All excellent points for sure Film Dr., but I do NOT agree with "Jake" that this is any kind of a "massive disappointment", which for me is a statement of massive overkill. It gets maybe 3 to 3 1/2 of 5 on the strength of some (nonetheless) ravishing visuals, a partial feel for the material (yeah who could really manage to capture Carroll's prose on screen to be honest?) and another engaging score by Danny Elfman. It's a step down from his last work SWEENEY TODD, but it's intermittantly a fun film, as my five kids ages 13,12, 10, 8 and 7 testified upon leaving our local multiplex.

And we saw the 2D here, not the 3D.

Just Call Me Alice said...

http://www.youtube.com/watch?v=zeIXfdogJbA

To offer a point of comparison.

FilmDr said...

Thanks, Sam, for your thoughts.

I was disappointed in Alice in proportion to my appreciation of the original two books. I have taught the them multiple times, finding correspondences in Modernist literature (especially Kafka), Einstein's theories of relativity, and Darwinian evolution. Carroll's work holds up well for both adults and children, but Disney tends to just cater to the kids.

Thanks, "Just." That version struck me as kind of dull. I prefer the more vicious 1988 version of Alice by Jan Stankmajer.

Sam Juliano said...

"Thanks, "Just." That version struck me as kind of dull. I prefer the more vicious 1988 version of Alice by Jan Stankmajer."

Film Dr., I can't argue with this at all. Burton's film is nowhere in a league with Stankmajer's. Burton's film is passable, but it's no work of art remotely.

herry said...

I have seen it. Its good but not perfect.
Just good.
With the new 3D technology should more amazing......my opinion

FilmDr said...

Sam,

It's always good when we agree. Thanks again for your generous shout-outs to my work on Wonders in the Dark.

herry,

I agree. After Avatar, Alice's 3D effects seemed incidental and old-fashioned, using stuff thrown toward the viewer for effect.

Adelaide said...

I have to disagree. At first I was a little worried due to all the bad reviews and the fact the story had changed, but I really think Burton made it work. As long as you are not expecting to see the classic story retold word for word, I think it is fantastic.

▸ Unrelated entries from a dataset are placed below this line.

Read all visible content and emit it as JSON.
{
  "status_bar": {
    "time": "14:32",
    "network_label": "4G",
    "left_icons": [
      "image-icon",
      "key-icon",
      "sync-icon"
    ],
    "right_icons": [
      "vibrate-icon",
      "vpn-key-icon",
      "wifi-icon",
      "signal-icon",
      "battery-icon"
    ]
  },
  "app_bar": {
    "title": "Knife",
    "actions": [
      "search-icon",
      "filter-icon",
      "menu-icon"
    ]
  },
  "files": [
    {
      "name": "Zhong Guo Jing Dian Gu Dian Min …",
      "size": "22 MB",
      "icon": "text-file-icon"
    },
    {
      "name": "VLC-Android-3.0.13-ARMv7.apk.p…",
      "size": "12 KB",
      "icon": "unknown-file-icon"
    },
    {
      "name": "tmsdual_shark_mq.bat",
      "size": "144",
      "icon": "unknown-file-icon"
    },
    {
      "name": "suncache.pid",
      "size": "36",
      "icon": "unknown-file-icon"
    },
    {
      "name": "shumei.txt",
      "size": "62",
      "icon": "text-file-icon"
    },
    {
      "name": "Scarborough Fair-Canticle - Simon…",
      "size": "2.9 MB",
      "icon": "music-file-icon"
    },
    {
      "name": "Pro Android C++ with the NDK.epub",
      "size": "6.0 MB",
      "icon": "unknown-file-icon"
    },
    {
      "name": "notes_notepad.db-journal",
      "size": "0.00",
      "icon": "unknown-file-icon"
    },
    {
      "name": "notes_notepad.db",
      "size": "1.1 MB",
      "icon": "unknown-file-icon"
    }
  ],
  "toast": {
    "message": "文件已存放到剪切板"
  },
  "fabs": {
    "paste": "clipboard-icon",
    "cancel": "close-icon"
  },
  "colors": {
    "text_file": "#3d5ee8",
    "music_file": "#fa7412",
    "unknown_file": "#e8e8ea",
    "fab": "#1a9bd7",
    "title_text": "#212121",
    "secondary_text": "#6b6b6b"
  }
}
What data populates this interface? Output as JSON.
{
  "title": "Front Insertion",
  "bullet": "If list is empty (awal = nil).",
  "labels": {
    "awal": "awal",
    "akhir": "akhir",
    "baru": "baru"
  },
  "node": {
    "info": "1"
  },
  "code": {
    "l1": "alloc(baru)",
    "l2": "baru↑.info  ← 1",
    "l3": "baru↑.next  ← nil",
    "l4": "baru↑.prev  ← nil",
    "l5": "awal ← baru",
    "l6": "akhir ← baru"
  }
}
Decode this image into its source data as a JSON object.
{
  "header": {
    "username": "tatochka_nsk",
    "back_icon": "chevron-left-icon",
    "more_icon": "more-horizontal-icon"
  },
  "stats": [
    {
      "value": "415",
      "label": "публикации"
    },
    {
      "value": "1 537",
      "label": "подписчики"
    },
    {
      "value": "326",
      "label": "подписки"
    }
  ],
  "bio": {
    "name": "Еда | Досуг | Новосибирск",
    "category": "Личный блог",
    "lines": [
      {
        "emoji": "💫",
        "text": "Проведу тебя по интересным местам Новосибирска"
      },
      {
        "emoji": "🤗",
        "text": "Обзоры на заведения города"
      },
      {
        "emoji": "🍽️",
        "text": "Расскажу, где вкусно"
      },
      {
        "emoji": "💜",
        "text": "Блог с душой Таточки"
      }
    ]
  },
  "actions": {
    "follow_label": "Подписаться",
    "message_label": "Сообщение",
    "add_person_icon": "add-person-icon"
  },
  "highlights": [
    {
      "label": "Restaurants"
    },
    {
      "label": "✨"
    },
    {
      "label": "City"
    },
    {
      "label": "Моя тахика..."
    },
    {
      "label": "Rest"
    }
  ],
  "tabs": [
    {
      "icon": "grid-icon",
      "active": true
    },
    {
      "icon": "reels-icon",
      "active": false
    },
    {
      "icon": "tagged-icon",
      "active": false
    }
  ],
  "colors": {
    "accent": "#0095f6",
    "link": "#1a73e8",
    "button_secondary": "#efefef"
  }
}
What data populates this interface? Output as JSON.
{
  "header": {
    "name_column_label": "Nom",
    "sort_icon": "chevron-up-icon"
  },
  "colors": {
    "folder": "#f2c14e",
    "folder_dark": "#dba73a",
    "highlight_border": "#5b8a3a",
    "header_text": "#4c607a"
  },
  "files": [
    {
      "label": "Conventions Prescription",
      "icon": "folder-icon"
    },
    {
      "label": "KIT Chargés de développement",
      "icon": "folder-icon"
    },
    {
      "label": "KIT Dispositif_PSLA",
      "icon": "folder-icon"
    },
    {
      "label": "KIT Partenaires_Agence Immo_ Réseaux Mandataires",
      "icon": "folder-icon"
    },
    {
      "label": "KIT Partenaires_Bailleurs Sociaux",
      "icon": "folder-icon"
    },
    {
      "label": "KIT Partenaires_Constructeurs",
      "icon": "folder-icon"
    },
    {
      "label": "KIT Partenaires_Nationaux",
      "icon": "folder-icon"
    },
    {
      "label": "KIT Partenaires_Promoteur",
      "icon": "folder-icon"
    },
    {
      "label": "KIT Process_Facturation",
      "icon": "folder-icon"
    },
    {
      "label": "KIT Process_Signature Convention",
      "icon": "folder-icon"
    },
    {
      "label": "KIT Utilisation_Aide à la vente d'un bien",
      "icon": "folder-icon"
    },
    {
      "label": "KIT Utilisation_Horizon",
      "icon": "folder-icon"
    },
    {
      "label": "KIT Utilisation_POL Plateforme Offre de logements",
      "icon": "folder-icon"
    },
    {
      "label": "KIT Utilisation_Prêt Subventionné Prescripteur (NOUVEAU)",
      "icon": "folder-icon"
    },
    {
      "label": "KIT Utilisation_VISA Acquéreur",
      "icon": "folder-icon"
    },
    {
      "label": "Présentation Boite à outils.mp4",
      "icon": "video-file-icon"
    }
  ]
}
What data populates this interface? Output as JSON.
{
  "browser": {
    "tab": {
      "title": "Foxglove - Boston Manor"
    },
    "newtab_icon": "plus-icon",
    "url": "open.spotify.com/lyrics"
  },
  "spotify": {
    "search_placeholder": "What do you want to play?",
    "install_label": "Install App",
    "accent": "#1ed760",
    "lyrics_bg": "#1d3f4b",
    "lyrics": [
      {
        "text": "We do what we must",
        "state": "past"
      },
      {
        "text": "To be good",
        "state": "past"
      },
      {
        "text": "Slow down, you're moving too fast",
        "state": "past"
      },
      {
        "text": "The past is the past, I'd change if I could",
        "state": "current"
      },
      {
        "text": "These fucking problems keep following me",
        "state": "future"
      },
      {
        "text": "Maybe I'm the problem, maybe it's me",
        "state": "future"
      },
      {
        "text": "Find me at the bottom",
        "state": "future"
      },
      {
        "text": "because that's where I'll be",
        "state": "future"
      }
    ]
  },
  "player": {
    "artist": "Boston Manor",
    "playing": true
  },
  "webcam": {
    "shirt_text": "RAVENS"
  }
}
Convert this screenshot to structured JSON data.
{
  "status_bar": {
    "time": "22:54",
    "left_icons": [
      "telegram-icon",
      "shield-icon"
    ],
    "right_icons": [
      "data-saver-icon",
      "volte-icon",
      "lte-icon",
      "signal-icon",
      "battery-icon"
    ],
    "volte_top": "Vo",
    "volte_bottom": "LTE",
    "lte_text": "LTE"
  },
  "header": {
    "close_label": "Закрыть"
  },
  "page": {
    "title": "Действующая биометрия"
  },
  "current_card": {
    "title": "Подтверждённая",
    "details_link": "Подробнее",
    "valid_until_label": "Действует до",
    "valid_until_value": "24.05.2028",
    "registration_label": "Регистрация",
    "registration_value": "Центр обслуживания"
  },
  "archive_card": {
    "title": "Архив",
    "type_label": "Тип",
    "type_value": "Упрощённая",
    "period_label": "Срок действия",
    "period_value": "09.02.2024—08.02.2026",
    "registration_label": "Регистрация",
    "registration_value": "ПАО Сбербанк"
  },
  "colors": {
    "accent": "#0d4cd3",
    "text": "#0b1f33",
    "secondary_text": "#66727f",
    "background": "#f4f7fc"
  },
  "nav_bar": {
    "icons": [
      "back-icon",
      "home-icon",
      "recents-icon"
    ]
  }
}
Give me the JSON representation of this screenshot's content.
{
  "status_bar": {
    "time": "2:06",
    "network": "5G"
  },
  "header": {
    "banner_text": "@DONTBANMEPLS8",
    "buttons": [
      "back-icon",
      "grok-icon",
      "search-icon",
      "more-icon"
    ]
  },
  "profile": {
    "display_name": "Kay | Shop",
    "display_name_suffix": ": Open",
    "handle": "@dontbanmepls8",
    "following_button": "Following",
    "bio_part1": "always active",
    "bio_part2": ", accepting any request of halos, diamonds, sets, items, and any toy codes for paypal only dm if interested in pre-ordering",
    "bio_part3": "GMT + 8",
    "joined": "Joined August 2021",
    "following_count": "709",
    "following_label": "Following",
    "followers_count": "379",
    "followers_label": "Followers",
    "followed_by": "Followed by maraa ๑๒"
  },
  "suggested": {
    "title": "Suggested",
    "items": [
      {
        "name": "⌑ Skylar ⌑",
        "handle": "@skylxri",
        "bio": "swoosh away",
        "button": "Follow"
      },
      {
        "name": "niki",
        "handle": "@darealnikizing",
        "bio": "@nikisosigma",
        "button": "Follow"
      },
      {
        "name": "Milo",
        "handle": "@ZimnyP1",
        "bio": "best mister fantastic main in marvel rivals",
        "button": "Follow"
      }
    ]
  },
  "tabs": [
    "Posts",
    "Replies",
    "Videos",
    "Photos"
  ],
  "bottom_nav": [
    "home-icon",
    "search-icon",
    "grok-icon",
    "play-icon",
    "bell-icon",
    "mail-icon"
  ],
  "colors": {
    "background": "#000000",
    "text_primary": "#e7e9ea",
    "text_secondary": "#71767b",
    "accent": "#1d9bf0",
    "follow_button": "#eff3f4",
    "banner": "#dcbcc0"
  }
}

Also, there is not enough time in a filmt o fit everything in, or to distinguish between the different books; I think it was much better that they didn't try to do this, as it would have over-complicated the plot line, and just confused people. Also, seeing as it was a whole different story, it wasn't necessary to do this as it is assumed to be after the events in both the books.

Basically, I think it really worked, as long as you are not too precious about the original story.

http://howtobecomeaculturedperson.blogspot.com/

FilmDr said...

Adelaide,

We can agree to disagree. Certainly, in terms of worldwide reception (the film earning over a billion dollars), Burton's Alice has done well. Fantasy can get very random very fast, and I prefer the core of logic that Carroll often brought to his original scenes.